A clarinet player performs at a cultural event organized in September 2009 in the village of Palamas, Karditsa, in honor of the Karagounides people of Thessaly – a Greek-speaking indigenous group from the plains of Thessaly who are descended from ancient Thessalian tribes. The 20 euro bill on the musician’s clarinet was probably given to him by a spectator as a sign of appreciation for the band or a particular musician, as is common at festivals.

The preparation of the bride

The Arvanites, a Greek population group that originated in Albania, first came to the country in the Middle Ages and spread throughout southern Greece, mainly in the Peloponnese. The photograph depicts the preparation of an Arvanite bride in a traditional home on the island of Salamina in 2009. The bride’s hair was traditionally braided in a single plait, which she had to keep for 40 days. The shirt is made from thick silk from the island of Hydra.

Proud horsemen

Every July 20 in the village of Agiasos on the slopes of Lesvos’ Mt Olympus, locals organize a three-day festival to mark the feast day of Prophet Elijah; the small chapel of Profitis Ilias, built in his name, stands on the mountain summit. In all the other parts of Greece, the prophet is depicted as “Elijah the Hermit,” an aged monk who lived in the desert. In Agiasos, however, locals consider him a horseman. This is why, on July 20 an icon of the saint is carried around the village streets, accompanied by decorated horses and their proud riders.

The entrance of the armed men

Every August 23 in the village of Aitoliko, in the region of Aetolia-Acarnania, children dressed as Greek War of Independence "armatole" fighters parade alongside adults for the “entrance of the armatoles” march.
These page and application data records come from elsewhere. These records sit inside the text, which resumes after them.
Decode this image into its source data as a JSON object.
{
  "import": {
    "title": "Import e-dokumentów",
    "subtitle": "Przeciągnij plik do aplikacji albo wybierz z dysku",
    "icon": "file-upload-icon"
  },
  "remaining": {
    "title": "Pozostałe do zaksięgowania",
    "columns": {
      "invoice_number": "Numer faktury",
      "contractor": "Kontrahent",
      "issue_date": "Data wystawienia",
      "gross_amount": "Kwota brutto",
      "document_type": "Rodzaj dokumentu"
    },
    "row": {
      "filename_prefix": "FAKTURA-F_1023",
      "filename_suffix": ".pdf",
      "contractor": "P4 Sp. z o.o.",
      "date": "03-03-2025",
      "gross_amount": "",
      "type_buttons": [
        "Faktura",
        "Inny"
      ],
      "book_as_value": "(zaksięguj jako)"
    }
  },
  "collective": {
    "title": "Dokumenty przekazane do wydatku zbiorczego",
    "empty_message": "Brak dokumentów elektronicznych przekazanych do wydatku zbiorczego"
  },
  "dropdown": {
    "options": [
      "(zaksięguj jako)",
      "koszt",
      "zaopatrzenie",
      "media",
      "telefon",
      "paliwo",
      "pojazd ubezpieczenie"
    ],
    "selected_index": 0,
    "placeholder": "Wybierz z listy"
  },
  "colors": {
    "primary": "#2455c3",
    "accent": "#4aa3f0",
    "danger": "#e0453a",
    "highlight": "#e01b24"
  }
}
The parade is the climax of the three-day festival mainly dedicated to Saint Agatha, but which also commemorates all those who were lost in the revolutionary struggle of the Aetolians against Ottoman rule.

The Procession of the Virgin Mary

On September 8, the Nativity of the Virgin Mary, a procession of the "miraculous" icon of Panaghia Limnia (Our Lady of Limni) takes place in the town of Limni, in northern Evia. The icon is then returned to the parish church of the Nativity of the Theotokos (Mother of God), where it is kept. Food is traditionally distributed to the faithful as part of the celebrations.

The slow dance

In village of Olympos in Karpathos, the festivities for August 15 – the Dormition of the Virgin Mary – do not consist of a frantic celebration like in other parts of Greece, but rather in a sober ritual that begins with a wooden table, on which bread, olives and pies are placed, along with some raki. A few men, some of them holding instruments, sitting around it begin to chant. Little by little, they are surrounded by more men, who hold each other with their arms crossed and begin a slow, “dragging” dance, going around in a circle. A second circle forms around the first circle, and a third one, and so on; together, they all keep dancing slowly until dawn.